WHAT YOU HAVE TO DO – Below are the records. How many of their lines contain "handle"? Give only the number.

DATASET CONTENT –
┌──

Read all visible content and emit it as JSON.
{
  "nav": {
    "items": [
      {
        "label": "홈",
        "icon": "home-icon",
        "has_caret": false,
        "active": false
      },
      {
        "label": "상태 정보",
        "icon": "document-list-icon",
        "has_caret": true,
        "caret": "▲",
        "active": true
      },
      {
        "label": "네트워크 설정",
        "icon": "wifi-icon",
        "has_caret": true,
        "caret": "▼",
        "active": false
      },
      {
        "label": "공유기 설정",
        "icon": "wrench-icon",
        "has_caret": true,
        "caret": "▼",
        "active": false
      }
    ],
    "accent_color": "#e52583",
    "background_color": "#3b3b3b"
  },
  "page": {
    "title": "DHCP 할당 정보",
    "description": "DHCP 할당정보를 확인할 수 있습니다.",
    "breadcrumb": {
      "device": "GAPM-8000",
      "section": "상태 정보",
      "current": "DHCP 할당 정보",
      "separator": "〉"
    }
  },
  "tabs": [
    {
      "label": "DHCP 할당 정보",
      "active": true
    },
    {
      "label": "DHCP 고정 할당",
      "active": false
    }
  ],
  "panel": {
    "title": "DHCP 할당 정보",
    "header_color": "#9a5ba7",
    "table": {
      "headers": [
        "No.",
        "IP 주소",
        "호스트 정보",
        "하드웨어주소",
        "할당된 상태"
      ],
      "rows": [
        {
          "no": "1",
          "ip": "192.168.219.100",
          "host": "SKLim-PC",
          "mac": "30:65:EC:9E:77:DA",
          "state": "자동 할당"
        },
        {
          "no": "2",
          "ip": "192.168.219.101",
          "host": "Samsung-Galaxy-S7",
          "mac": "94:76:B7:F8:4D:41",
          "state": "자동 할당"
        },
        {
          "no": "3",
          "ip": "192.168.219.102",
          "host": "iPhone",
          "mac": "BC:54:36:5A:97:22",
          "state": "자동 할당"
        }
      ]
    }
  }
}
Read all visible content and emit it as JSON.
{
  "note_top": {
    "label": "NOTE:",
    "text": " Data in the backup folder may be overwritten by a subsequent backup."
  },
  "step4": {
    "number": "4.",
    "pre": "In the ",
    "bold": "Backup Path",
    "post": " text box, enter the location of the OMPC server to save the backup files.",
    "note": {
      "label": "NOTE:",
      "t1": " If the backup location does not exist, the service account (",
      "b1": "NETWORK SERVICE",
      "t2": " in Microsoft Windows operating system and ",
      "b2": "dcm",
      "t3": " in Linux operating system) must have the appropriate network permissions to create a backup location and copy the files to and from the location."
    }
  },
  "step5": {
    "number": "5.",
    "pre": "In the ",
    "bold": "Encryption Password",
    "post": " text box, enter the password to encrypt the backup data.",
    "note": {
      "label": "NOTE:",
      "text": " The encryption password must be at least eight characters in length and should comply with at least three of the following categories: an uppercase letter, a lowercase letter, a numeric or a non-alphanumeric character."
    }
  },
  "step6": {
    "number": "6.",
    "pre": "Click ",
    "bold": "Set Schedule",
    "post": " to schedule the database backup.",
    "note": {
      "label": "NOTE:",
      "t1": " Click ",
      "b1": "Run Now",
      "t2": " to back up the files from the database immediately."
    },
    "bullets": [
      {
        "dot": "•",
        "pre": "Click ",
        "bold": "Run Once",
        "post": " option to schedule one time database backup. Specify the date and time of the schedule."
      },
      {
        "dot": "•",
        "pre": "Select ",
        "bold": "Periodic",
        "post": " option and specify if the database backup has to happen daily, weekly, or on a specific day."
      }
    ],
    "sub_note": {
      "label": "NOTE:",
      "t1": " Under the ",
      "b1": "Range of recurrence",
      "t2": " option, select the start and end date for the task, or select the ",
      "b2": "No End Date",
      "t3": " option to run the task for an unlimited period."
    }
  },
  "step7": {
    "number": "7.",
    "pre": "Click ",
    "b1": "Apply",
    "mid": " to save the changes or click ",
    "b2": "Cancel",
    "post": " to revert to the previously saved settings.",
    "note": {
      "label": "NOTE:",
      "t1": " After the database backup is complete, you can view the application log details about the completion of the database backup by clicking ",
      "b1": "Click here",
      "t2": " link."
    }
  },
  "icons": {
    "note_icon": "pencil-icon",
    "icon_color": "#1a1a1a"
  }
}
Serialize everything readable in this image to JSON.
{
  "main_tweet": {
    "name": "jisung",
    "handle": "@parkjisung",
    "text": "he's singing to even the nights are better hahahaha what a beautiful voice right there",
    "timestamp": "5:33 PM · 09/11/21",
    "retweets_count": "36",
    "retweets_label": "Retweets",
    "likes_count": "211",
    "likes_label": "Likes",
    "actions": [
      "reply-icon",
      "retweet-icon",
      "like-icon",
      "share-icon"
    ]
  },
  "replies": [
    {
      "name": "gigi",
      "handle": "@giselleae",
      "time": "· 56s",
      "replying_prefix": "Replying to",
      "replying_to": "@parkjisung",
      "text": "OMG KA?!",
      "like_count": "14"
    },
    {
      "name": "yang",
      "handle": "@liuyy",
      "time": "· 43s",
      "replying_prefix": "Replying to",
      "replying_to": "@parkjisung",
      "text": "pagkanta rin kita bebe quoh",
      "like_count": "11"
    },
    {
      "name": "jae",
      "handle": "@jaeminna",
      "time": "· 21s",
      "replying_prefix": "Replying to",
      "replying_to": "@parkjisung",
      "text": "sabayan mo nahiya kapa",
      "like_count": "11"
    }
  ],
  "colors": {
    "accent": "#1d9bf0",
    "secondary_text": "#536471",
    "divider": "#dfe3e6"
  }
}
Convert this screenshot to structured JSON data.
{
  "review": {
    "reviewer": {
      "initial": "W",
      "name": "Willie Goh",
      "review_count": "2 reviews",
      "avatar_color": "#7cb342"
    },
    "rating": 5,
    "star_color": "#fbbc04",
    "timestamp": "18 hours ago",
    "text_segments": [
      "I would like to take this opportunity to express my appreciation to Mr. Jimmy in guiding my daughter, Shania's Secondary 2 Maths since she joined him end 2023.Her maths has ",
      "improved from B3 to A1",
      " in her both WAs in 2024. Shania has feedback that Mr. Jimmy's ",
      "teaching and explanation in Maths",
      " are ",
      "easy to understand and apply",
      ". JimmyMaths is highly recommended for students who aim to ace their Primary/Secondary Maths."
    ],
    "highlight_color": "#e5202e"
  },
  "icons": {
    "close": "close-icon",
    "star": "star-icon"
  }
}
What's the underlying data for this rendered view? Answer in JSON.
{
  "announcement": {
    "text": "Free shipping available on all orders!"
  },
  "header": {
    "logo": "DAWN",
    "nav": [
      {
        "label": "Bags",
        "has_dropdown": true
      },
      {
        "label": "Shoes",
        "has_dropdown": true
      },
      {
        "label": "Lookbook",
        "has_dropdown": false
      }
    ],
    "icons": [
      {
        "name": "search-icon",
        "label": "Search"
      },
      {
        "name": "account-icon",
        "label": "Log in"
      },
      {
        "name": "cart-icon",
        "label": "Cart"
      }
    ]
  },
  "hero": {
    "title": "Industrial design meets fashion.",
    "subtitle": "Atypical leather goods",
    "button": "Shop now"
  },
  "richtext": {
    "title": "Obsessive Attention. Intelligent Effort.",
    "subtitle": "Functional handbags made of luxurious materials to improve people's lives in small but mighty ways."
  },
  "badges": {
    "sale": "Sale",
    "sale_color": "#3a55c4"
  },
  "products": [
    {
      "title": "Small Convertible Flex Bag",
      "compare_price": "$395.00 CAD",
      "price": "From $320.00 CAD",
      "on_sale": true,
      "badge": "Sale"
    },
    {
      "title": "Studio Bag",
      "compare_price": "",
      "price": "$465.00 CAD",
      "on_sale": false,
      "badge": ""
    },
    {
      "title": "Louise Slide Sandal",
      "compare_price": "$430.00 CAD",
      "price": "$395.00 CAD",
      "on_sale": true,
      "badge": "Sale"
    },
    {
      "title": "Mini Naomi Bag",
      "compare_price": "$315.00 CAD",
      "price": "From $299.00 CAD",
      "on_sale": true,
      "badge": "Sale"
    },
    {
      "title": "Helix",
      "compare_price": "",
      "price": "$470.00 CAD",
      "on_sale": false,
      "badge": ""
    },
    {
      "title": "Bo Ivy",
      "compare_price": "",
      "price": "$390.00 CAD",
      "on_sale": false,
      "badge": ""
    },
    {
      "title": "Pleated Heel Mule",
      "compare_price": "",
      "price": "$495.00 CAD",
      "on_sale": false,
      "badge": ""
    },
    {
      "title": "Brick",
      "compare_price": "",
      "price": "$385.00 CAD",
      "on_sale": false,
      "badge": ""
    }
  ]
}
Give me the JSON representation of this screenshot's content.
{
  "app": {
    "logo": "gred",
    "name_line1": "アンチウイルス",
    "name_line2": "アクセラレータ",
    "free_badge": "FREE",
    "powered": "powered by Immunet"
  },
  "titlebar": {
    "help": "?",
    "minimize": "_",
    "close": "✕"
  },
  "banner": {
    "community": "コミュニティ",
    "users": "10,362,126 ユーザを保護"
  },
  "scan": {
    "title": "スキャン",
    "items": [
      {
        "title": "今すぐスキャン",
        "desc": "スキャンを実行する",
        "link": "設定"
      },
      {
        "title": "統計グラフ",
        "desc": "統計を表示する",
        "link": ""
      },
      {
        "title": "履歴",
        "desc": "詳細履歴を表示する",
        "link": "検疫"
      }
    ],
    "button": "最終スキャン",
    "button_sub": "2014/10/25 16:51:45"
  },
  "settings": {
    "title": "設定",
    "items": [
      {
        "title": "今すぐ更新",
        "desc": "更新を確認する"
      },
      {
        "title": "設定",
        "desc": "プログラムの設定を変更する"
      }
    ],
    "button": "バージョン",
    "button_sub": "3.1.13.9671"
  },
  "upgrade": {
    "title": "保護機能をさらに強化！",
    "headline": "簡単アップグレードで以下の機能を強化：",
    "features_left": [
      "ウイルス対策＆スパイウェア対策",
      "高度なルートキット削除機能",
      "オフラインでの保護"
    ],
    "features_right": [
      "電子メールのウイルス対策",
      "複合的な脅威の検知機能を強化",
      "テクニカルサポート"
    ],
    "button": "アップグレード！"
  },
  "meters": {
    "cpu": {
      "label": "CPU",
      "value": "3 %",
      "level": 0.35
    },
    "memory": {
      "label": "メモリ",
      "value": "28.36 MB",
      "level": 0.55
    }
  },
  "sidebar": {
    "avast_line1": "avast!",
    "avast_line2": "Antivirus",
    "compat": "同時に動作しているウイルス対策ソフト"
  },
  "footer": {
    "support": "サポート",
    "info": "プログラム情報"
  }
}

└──

SOLUTION BELOW – 4